Questions do remain over precisely how foreign vendors can best monetise new digital engagement models and how they can make money out of it. One idea could be to start offering two sets of prices to customers, one based on remote servicing and training, and the other around on-site servicing and training.
A more radical idea could be to offer content and delivery for free and rely on advertising and sponsorship from third parties to finance it. Or, maybe, you could offer a chargeable online service with a 100% money back guarantee in case the customer is unsatisfied.
the take-up of remote services can be intrinsically linked with a company’s wider approach to smart, advanced manufacturing
Something that all our panelists agreed on was that China’s planned rollout of 5G made the adoption of remote digital services far more achievable, and indeed, puts China ahead of Europe and the US in this regard.
Crucially, it also means that the take-up of remote services can be intrinsically linked with a company’s wider approach to smart, advanced manufacturing and the adoption of Industry 4.0 technologies, thereby linking its adoption with a thorough analysis of the medium to long term advantages of embracing new technologies in terms of ROI.
Such vast change reminds us of the transformation that followed the dotcom boom almost 20 years ago. Just as that era heralded a revolution in online consumer behaviour, so COVID-19 looks set to have an even greater impact on digitalising vast swathes of our industrial economy.
In our next posting we will examine action points for international businesses active in China’s consumer space.
- Recovering From COVID-19: To ‘V’ or not to ‘V’
- Recovering From COVID-19: Lessons learnt from China
- Recovering From COVID-19: Action points for industrial players in China

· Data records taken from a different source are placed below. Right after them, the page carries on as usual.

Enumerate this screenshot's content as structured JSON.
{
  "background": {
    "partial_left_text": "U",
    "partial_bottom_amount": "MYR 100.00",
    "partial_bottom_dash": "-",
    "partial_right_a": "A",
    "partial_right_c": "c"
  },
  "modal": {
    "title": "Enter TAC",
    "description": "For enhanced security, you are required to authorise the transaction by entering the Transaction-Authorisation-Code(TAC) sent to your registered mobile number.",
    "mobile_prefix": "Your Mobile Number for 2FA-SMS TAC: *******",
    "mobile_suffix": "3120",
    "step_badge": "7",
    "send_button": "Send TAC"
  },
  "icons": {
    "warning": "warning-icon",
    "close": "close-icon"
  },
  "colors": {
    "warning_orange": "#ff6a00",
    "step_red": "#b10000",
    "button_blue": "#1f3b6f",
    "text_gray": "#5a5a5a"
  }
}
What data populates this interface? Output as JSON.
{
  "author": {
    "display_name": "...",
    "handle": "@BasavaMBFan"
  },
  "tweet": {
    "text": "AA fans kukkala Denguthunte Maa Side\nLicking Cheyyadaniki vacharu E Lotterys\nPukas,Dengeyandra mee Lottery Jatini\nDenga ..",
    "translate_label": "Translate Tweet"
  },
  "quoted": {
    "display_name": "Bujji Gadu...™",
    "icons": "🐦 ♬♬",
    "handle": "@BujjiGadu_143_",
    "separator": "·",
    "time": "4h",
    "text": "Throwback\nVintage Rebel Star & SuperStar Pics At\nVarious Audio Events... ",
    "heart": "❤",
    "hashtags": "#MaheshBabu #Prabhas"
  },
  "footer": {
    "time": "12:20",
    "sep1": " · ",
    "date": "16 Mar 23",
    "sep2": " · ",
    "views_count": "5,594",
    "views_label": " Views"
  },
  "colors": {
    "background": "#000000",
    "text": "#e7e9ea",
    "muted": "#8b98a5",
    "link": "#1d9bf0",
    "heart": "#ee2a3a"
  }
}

- Recovering From COVID-19: Transformation in machinery services
- Recovering From COVID-19: Action points for retail and brands
- Recovering From COVID-19: The M&A opportunity